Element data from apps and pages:
──────
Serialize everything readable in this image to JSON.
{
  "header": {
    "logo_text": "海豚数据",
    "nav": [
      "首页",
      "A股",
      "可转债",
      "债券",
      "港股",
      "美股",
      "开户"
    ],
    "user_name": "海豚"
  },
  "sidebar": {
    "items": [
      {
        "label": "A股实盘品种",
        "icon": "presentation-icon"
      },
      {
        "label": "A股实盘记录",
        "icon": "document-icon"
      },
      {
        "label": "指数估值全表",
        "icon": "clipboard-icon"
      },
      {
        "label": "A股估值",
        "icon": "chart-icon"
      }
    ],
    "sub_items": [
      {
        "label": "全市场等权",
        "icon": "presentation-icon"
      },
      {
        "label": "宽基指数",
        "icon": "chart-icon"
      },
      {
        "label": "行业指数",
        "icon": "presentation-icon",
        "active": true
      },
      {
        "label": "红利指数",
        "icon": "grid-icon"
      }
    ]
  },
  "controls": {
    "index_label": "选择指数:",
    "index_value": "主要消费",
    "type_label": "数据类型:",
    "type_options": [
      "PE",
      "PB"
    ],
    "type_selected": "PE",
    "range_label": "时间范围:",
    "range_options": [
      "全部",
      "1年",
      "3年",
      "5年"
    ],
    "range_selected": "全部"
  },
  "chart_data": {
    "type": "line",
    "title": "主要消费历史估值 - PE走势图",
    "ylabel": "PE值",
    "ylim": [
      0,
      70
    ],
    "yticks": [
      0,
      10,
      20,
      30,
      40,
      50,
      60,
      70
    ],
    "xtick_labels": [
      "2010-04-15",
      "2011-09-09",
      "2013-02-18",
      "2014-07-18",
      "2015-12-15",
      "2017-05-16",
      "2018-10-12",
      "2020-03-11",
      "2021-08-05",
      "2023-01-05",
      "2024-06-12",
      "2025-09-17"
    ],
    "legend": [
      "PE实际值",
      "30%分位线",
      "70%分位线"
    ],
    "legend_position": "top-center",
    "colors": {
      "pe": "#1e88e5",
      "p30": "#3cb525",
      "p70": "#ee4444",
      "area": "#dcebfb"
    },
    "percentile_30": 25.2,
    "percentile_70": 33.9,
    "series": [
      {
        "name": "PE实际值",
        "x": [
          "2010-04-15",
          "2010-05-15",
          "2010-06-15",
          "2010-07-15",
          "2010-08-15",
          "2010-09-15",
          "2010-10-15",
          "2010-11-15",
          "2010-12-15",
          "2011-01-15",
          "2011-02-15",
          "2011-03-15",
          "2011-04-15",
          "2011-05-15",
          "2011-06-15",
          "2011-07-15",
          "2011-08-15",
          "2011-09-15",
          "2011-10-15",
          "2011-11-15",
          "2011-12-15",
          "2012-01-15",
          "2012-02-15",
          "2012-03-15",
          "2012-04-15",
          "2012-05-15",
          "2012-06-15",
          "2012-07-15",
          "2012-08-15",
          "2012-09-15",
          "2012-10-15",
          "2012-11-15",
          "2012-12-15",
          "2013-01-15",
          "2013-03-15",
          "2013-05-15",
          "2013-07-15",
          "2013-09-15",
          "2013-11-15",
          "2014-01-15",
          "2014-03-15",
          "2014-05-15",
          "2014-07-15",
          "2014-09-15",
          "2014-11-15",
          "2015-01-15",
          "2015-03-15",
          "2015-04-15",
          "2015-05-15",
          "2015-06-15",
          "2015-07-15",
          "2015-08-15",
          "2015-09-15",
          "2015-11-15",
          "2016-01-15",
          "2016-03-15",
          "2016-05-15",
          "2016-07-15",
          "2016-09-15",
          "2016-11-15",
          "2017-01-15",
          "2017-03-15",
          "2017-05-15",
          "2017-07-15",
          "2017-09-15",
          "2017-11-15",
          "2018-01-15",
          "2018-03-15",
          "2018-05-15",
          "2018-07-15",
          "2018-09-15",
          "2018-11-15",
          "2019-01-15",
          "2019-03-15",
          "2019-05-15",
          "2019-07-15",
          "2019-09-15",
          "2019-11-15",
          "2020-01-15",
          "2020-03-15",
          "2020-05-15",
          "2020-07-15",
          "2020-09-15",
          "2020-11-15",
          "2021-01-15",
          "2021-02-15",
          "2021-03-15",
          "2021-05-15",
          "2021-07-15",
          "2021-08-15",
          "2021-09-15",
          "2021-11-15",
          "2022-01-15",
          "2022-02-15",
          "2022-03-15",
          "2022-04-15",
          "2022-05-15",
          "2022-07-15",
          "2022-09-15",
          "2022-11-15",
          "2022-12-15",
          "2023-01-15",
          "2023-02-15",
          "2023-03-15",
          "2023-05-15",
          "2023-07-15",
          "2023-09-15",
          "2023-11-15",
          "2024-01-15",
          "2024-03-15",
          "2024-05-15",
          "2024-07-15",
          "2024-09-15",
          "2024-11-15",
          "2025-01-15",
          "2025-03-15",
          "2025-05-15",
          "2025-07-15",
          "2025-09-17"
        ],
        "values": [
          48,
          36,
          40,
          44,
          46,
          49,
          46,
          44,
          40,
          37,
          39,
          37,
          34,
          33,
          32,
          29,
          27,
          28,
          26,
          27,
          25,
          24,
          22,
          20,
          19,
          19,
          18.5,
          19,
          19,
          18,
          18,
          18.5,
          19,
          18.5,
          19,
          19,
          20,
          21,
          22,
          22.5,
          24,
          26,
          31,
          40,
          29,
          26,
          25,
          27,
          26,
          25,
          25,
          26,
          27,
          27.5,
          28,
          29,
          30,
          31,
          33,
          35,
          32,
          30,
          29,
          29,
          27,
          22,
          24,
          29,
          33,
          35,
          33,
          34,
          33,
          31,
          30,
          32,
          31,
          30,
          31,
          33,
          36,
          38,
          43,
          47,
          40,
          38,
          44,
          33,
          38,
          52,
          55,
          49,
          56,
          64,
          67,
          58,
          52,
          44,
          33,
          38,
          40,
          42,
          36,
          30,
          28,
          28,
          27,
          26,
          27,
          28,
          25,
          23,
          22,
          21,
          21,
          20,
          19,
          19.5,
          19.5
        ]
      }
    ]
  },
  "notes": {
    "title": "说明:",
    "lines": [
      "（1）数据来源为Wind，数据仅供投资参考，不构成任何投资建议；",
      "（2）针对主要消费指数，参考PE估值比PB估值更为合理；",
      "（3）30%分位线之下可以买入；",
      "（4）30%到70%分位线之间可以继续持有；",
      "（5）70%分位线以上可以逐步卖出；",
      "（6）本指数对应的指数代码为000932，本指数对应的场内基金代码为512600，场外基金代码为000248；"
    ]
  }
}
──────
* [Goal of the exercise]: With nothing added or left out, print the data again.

* [Answer box]:
Serialize everything readable in this image to JSON.
{
  "header": {
    "logo_text": "海豚数据",
    "nav": [
      "首页",
      "A股",
      "可转债",
      "债券",
      "港股",
      "美股",
      "开户"
    ],
    "user_name": "海豚"
  },
  "sidebar": {
    "items": [
      {
        "label": "A股实盘品种",
        "icon": "presentation-icon"
      },
      {
        "label": "A股实盘记录",
        "icon": "document-icon"
      },
      {
        "label": "指数估值全表",
        "icon": "clipboard-icon"
      },
      {
        "label": "A股估值",
        "icon": "chart-icon"
      }
    ],
    "sub_items": [
      {
        "label": "全市场等权",
        "icon": "presentation-icon"
      },
      {
        "label": "宽基指数",
        "icon": "chart-icon"
      },
      {
        "label": "行业指数",
        "icon": "presentation-icon",
        "active": true
      },
      {
        "label": "红利指数",
        "icon": "grid-icon"
      }
    ]
  },
  "controls": {
    "index_label": "选择指数:",
    "index_value": "主要消费",
    "type_label": "数据类型:",
    "type_options": [
      "PE",
      "PB"
    ],
    "type_selected": "PE",
    "range_label": "时间范围:",
    "range_options": [
      "全部",
      "1年",
      "3年",
      "5年"
    ],
    "range_selected": "全部"
  },
  "chart_data": {
    "type": "line",
    "title": "主要消费历史估值 - PE走势图",
    "ylabel": "PE值",
    "ylim": [
      0,
      70
    ],
    "yticks": [
      0,
      10,
      20,
      30,
      40,
      50,
      60,
      70
    ],
    "xtick_labels": [
      "2010-04-15",
      "2011-09-09",
      "2013-02-18",
      "2014-07-18",
      "2015-12-15",
      "2017-05-16",
      "2018-10-12",
      "2020-03-11",
      "2021-08-05",
      "2023-01-05",
      "2024-06-12",
      "2025-09-17"
    ],
    "legend": [
      "PE实际值",
      "30%分位线",
      "70%分位线"
    ],
    "legend_position": "top-center",
    "colors": {
      "pe": "#1e88e5",
      "p30": "#3cb525",
      "p70": "#ee4444",
      "area": "#dcebfb"
    },
    "percentile_30": 25.2,
    "percentile_70": 33.9,
    "series": [
      {
        "name": "PE实际值",
        "x": [
          "2010-04-15",
          "2010-05-15",
          "2010-06-15",
          "2010-07-15",
          "2010-08-15",
          "2010-09-15",
          "2010-10-15",
          "2010-11-15",
          "2010-12-15",
          "2011-01-15",
          "2011-02-15",
          "2011-03-15",
          "2011-04-15",
          "2011-05-15",
          "2011-06-15",
          "2011-07-15",
          "2011-08-15",
          "2011-09-15",
          "2011-10-15",
          "2011-11-15",
          "2011-12-15",
          "2012-01-15",
          "2012-02-15",
          "2012-03-15",
          "2012-04-15",
          "2012-05-15",
          "2012-06-15",
          "2012-07-15",
          "2012-08-15",
          "2012-09-15",
          "2012-10-15",
          "2012-11-15",
          "2012-12-15",
          "2013-01-15",
          "2013-03-15",
          "2013-05-15",
          "2013-07-15",
          "2013-09-15",
          "2013-11-15",
          "2014-01-15",
          "2014-03-15",
          "2014-05-15",
          "2014-07-15",
          "2014-09-15",
          "2014-11-15",
          "2015-01-15",
          "2015-03-15",
          "2015-04-15",
          "2015-05-15",
          "2015-06-15",
          "2015-07-15",
          "2015-08-15",
          "2015-09-15",
          "2015-11-15",
          "2016-01-15",
          "2016-03-15",
          "2016-05-15",
          "2016-07-15",
          "2016-09-15",
          "2016-11-15",
          "2017-01-15",
          "2017-03-15",
          "2017-05-15",
          "2017-07-15",
          "2017-09-15",
          "2017-11-15",
          "2018-01-15",
          "2018-03-15",
          "2018-05-15",
          "2018-07-15",
          "2018-09-15",
          "2018-11-15",
          "2019-01-15",
          "2019-03-15",
          "2019-05-15",
          "2019-07-15",
          "2019-09-15",
          "2019-11-15",
          "2020-01-15",
          "2020-03-15",
          "2020-05-15",
          "2020-07-15",
          "2020-09-15",
          "2020-11-15",
          "2021-01-15",
          "2021-02-15",
          "2021-03-15",
          "2021-05-15",
          "2021-07-15",
          "2021-08-15",
          "2021-09-15",
          "2021-11-15",
          "2022-01-15",
          "2022-02-15",
          "2022-03-15",
          "2022-04-15",
          "2022-05-15",
          "2022-07-15",
          "2022-09-15",
          "2022-11-15",
          "2022-12-15",
          "2023-01-15",
          "2023-02-15",
          "2023-03-15",
          "2023-05-15",
          "2023-07-15",
          "2023-09-15",
          "2023-11-15",
          "2024-01-15",
          "2024-03-15",
          "2024-05-15",
          "2024-07-15",
          "2024-09-15",
          "2024-11-15",
          "2025-01-15",
          "2025-03-15",
          "2025-05-15",
          "2025-07-15",
          "2025-09-17"
        ],
        "values": [
          48,
          36,
          40,
          44,
          46,
          49,
          46,
          44,
          40,
          37,
          39,
          37,
          34,
          33,
          32,
          29,
          27,
          28,
          26,
          27,
          25,
          24,
          22,
          20,
          19,
          19,
          18.5,
          19,
          19,
          18,
          18,
          18.5,
          19,
          18.5,
          19,
          19,
          20,
          21,
          22,
          22.5,
          24,
          26,
          31,
          40,
          29,
          26,
          25,
          27,
          26,
          25,
          25,
          26,
          27,
          27.5,
          28,
          29,
          30,
          31,
          33,
          35,
          32,
          30,
          29,
          29,
          27,
          22,
          24,
          29,
          33,
          35,
          33,
          34,
          33,
          31,
          30,
          32,
          31,
          30,
          31,
          33,
          36,
          38,
          43,
          47,
          40,
          38,
          44,
          33,
          38,
          52,
          55,
          49,
          56,
          64,
          67,
          58,
          52,
          44,
          33,
          38,
          40,
          42,
          36,
          30,
          28,
          28,
          27,
          26,
          27,
          28,
          25,
          23,
          22,
          21,
          21,
          20,
          19,
          19.5,
          19.5
        ]
      }
    ]
  },
  "notes": {
    "title": "说明:",
    "lines": [
      "（1）数据来源为Wind，数据仅供投资参考，不构成任何投资建议；",
      "（2）针对主要消费指数，参考PE估值比PB估值更为合理；",
      "（3）30%分位线之下可以买入；",
      "（4）30%到70%分位线之间可以继续持有；",
      "（5）70%分位线以上可以逐步卖出；",
      "（6）本指数对应的指数代码为000932，本指数对应的场内基金代码为512600，场外基金代码为000248；"
    ]
  }
}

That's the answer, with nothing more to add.